by MoveOn.org Political Action
You might have heard this: BP is so well connected in Washington that even after being cited for 760 different safety and environmental violations, the company still got environmental waivers for the Deepwater Horizon rig that’s now destroying the Gulf.1
But BP’s not alone in using its DC influence. Check out the list below of other companies’ outrages—then pass it along. And be sure to sign the new Fight Washington Corruption Pledge to support 3 key measures that will protect our democracy from corporate lobbyists!
2. The 2005 energy bill had a little known provision, commonly called the Halliburton Loophole, which exempted natural gas drilling from the Clean Water Act. The result?
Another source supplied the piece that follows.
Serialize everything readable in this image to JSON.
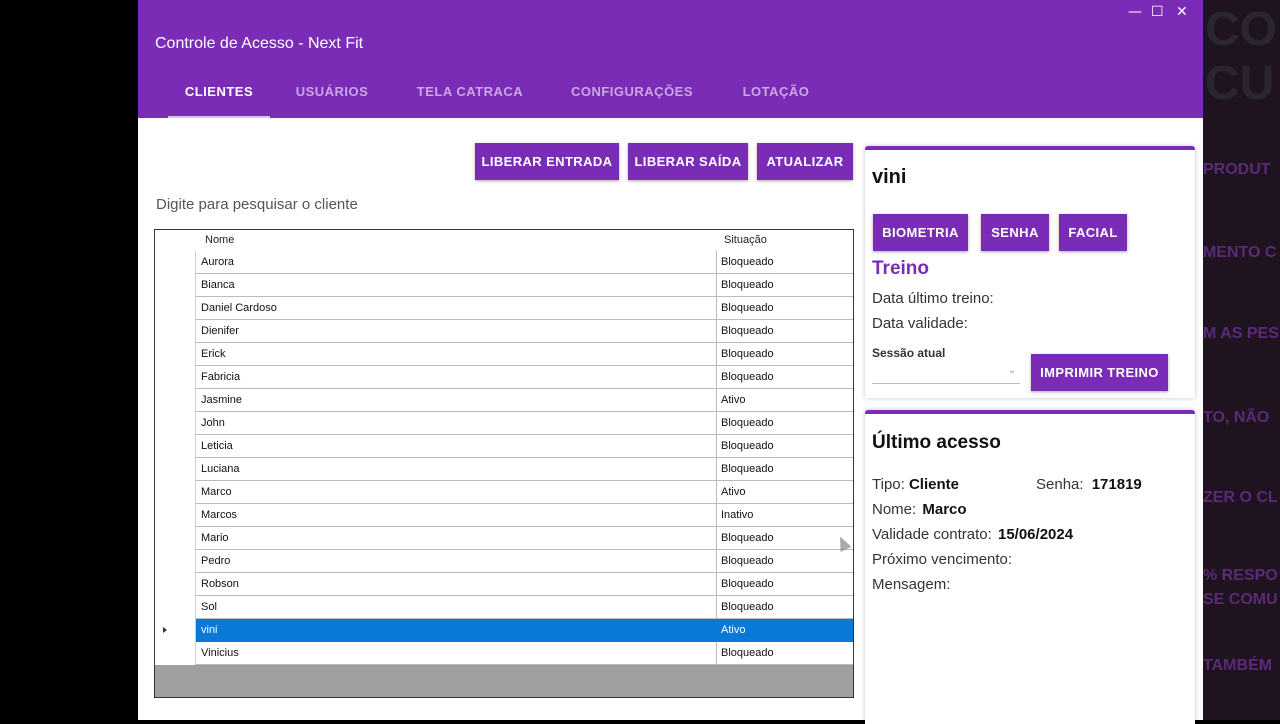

Water so contaminated that you can light it on fire.3
3. Massey Energy was cited more than 2400 times for safety violations in its mines, but chose not to fix potentially lethal problems because low penalties meant it was cheaper to simply keep paying the fines. This spring, 29 miners were killed in an underground explosion at a Massey mine in West Virginia.4
4. Michael Taylor was the FDA official who approved the use of Monsanto’s Bovine Growth Hormone in dairy cows (even though it’s banned in most countries and linked to cancer). After approving it, he left the FDA—to work for Monsanto. Until last year, when he moved back to the government—as President Obama’s “Food Safety Czar.” No joke.5
6. GE and its lobbyists—including 33 former government employees—have successfully lobbied Congress to override Defense Department requests to cancel a GE contract to work on a new engine for the Joint Strike Fighter jet. GE will need $2.9 billion to finish the project.7
7. Top executives at 9 top banks including Citibank, Bank of America, Goldman Sachs, and Morgan Stanley paid themselves over $20 billion dollars in bonuses just weeks after taxpayers bailed them out to the tune of 700 billion dollars.8
8. During the waning days of the Bush administration, officials responded to a long-term lobbying campaign by pre-empting product liability lawsuits for dozens of whole industries. They bypassed Congress entirely and rewrote rules ranging from seatbelt manufacturing regulations to prescription drug safety.9
9. Sunscreen manufacturers including Johnson & Johnson and Schering-Plough, in the interest of profits, are opposing an FDA proposal requiring full reporting on sunscreen labels. The New York Times just confirmed that current SPF ratings don’t even measure sun rays that cause cancer.10
10. BP—a company with a record of 760 drilling safety and environmental violations—was granted safety waivers in order to operate the deepwater drilling rig that ultimately created the worst environmental disaster in US history.1
Mad yet? Sign the pledge here and we’ll pass your name on to your member of Congress, and ask them to Fight Washington Corruption too.
1. “BP’s latest plan succeeding, but may make spill worse,” Newsweek, June 2, 2010.
2. “GE, Exxon Paid No U.S. Income Taxes in 2009,” ABC News, April 6, 2010
3. “Why is Dick Cheney Silent on the Oil Spill?,” Newsweek, June 10, 2010
4. “Other Massey Mines Showed A Pattern Of Violations,” NPR, April 13, 2010
5. “Monsanto’s man Taylor returns to FDA in food-czar role,” Grist, July 8, 2009
6. “Toyota tried to cut costs on recalls,” Los Angeles Times, February 22, 2010
7. “GE vice chairman openly challenges Gates over F-35 fighter jet engine,” The Hill, June 17, 2010
8. “Bankers Reaped Lavish Bonuses During Bailouts,” The New York Times, July 30, 2009
9. “Bush Rule Changes Curtail Rights of States, Consumers,” Wall Street Journal, October 15, 2008
10. “UVA Reform: It’s Not PDQ,” The New York Times, June 23, 2010